Getting Shirley Tse to represent Hong Kong at the 2019 Venice Biennale is to be applauded. She’s a woman. She’s older than those chosen in the past. She’s international. And, most importantly, she is an artist of such calibre that one cannot dismiss the choice as mere tokenism.
Since 2009, the Hong Kong Arts Development Council, which is in charge of the Hong Kong Pavilion in Venice, has adopted the format of a site-specific solo exhibition instead of a group show. That gives one artist the opportunity to really shine at the world’s biggest and most important contemporary art exhibition. Samson Young Kar-fai’s “Songs for Disaster Relief”, for example, was seen by 130,000 people in the Italian city last year.
It is an opportunity that has never before been given to an artist who is not male. That’s not just the council’s fault, however. Since 2013, the pavilion has been co-presented by M+, the upcoming museum of visual culture in the West Kowloon Cultural District, and M+ curators have been making the pick in consultation with the council.
Not only has the pavilion been devoid of diversity, critics lament, it is also a “black box” operation that blocks out the rest of the arts community. (Before 2013, the pavilion’s curators were chosen following an open invitation for proposals.)
Now the council and M+ seem to be listening.
For the 2017 edition, Ying Kwok was brought in as guest curator, which added an outside voice to the M+ production of Young’s exhibition. For 2019, another outsider, Christina Li, has been made guest curator, andshe got to pick the featured artist.
“I thought, ‘It’s got to be a woman,’” says Li, the former curator of non-profit art space Spring Workshop. “I wanted to look beyond artists of my generation [those born in the 1970s and 80s]. Those we have sent to Venice in recent years were all about the same age. I want to show the world that Hong Kong’s contemporary art scene is broad. When I looked at what Shirley’s done all these years, I thought she fit the bill perfectly.”
There are other “firsts” in the choice of Tse, who was born in Hong Kong in 1968. She is the first sculptor to be featured at the Hong Kong Pavilion and the first overseas Hong Kong artist.
“Tse [...] went to Chinese University and moved to California in the early 1990s. Like her, I was born in Hong Kong and live elsewhere,” says Li, who splits her time between Hong Kong and Amsterdam, in the Netherlands. “I want us to think about Hong Kong art without being restricted to where the artists physically live.”
Los Angeles-based Tse, who is on the faculty at the California Institute of the Arts and who, in 2009, was awarded the John Simon Guggenheim Foundation Fellowship, has been showing her work all over the world, including at the 2002 Sydney Biennale and New York’s New Museum of Contemporary Art. But the fact that she lives in the United States and doesn’t often exhibit in Asia means her name is not familiar here. (One major local exhibition was in 2010, when she had a joint show with her sister, Sara Tse Suk-ting, who is based in Hong Kong.)

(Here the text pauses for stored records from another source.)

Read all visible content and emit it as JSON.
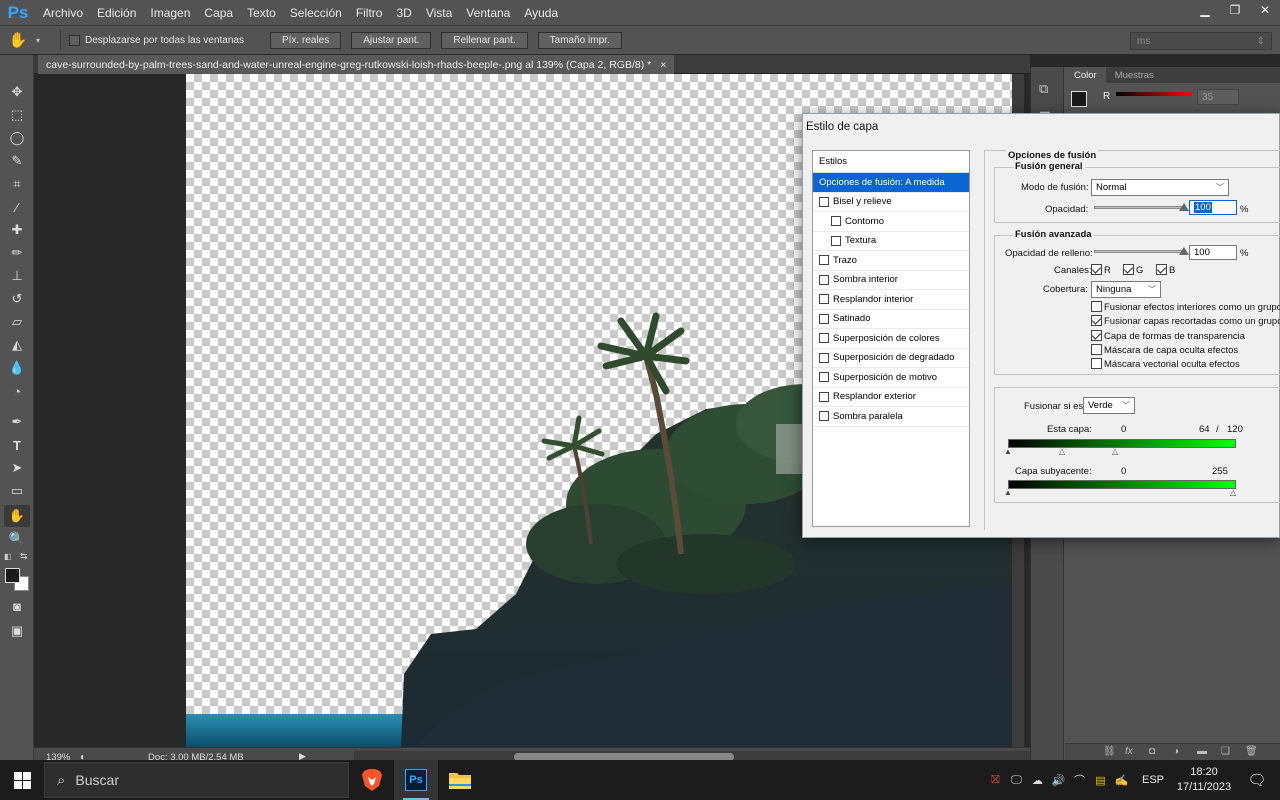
{
  "app": {
    "logo": "Ps"
  },
  "menu": [
    "Archivo",
    "Edición",
    "Imagen",
    "Capa",
    "Texto",
    "Selección",
    "Filtro",
    "3D",
    "Vista",
    "Ventana",
    "Ayuda"
  ],
  "options_bar": {
    "scroll_all": "Desplazarse por todas las ventanas",
    "buttons": [
      "Píx. reales",
      "Ajustar pant.",
      "Rellenar pant.",
      "Tamaño impr."
    ],
    "workspace": "ms"
  },
  "document": {
    "tab_title": "cave-surrounded-by-palm-trees-sand-and-water-unreal-engine-greg-rutkowski-loish-rhads-beeple-.png al 139% (Capa 2, RGB/8) *",
    "close": "×"
  },
  "status": {
    "zoom": "139%",
    "doc_info": "Doc: 3,00 MB/2,54 MB"
  },
  "panels": {
    "tabs": [
      "Color",
      "Muestras"
    ],
    "color_r_label": "R",
    "color_r_value": "35"
  },
  "dialog": {
    "title": "Estilo de capa",
    "styles_header": "Estilos",
    "styles": [
      {
        "label": "Opciones de fusión: A medida",
        "has_checkbox": false,
        "selected": true
      },
      {
        "label": "Bisel y relieve",
        "has_checkbox": true,
        "checked": false
      },
      {
        "label": "Contorno",
        "has_checkbox": true,
        "checked": false,
        "indent": true
      },
      {
        "label": "Textura",
        "has_checkbox": true,
        "checked": false,
        "indent": true
      },
      {
        "label": "Trazo",
        "has_checkbox": true,
        "checked": false
      },
      {
        "label": "Sombra interior",
        "has_checkbox": true,
        "checked": false
      },
      {
        "label": "Resplandor interior",
        "has_checkbox": true,
        "checked": false
      },
      {
        "label": "Satinado",
        "has_checkbox": true,
        "checked": false
      },
      {
        "label": "Superposición de colores",
        "has_checkbox": true,
        "checked": false
      },
      {
        "label": "Superposición de degradado",
        "has_checkbox": true,
        "checked": false
      },
      {
        "label": "Superposición de motivo",
        "has_checkbox": true,
        "checked": false
      },
      {
        "label": "Resplandor exterior",
        "has_checkbox": true,
        "checked": false
      },
      {
        "label": "Sombra paralela",
        "has_checkbox": true,
        "checked": false
      }
    ],
    "blend_options": {
      "title": "Opciones de fusión",
      "general": {
        "title": "Fusión general",
        "mode_label": "Modo de fusión:",
        "mode_value": "Normal",
        "opacity_label": "Opacidad:",
        "opacity_value": "100",
        "opacity_level": 100,
        "percent": "%"
      },
      "advanced": {
        "title": "Fusión avanzada",
        "fill_label": "Opacidad de relleno:",
        "fill_value": "100",
        "fill_level": 100,
        "percent": "%",
        "channels_label": "Canales:",
        "channels": [
          {
            "label": "R",
            "checked": true
          },
          {
            "label": "G",
            "checked": true
          },
          {
            "label": "B",
            "checked": true
          }
        ],
        "knockout_label": "Cobertura:",
        "knockout_value": "Ninguna",
        "options": [
          {
            "label": "Fusionar efectos interiores como un grupo",
            "checked": false
          },
          {
            "label": "Fusionar capas recortadas como un grupo",
            "checked": true
          },
          {
            "label": "Capa de formas de transparencia",
            "checked": true
          },
          {
            "label": "Máscara de capa oculta efectos",
            "checked": false
          },
          {
            "label": "Máscara vectorial oculta efectos",
            "checked": false
          }
        ]
      },
      "blend_if": {
        "label": "Fusionar si es:",
        "value": "Verde",
        "this_layer_label": "Esta capa:",
        "this_layer_low": "0",
        "this_layer_high_a": "64",
        "separator": "/",
        "this_layer_high_b": "120",
        "underlying_label": "Capa subyacente:",
        "underlying_low": "0",
        "underlying_high": "255"
      }
    }
  },
  "taskbar": {
    "search_placeholder": "Buscar",
    "lang": "ESP",
    "time": "18:20",
    "date": "17/11/2023"
  }
}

“My work has gone from a focus on how plastic and polymers represent changes in a society like Hong Kong as it goes through increased globalisation, to the concept of plasticity and negotiation,” Shirley Tse says over the phone, when asked how her art has evolved over the years.
About two decades ago, she was making elaborate sculptures from packaging materials, such as the polystyrene boxes in which computers were shipped. One of her biggest works was Polymathicstyrene (1999-2000), which was shown at the Sydney Biennale. The room-size construct was an example of Tse turning an uninspiring material into something beautiful, and which revealed her thoughts on contemporary society.
Tse attributes her attraction to plastic to growing up in Hong Kong, where the material is ubiquitous and, in her mind, became associated with urban development. To her, polymers represented how the 20th century was about the moving of people and goods around the world, as well as the concept of multiplicities and competing ideologies.
She says she was struck by how, in the US, the idea of plastic has shifted from utopia to dystopia in just 50 years. Her questioning of how that happened led her to take plastic bags filled with her own breath for “walks” in California’s Death Valley, the pristine natural landscape that gave her such a “culture shock” when she first moved to the US.
“One day it dawned on me that I’d been put into a category. I’d become that woman who used plastic!” she says. “I love materials – I’m a sculptor – but I’m not just about the material. It’s the idea of plasticity that I’m interested in, so I dropped using plastic exclusively and expanded to other materials.”
More recently, Tse has started to combine contrasting materials as a way that reflects on how differences can be negotiated to produce a “win-win” situation, a trenchant comment on today’s divided world.
Tse won’t say much about her Venice plans yet, but she is thinking of modular sculptures such as rhizomes that are connected but not determined by one element.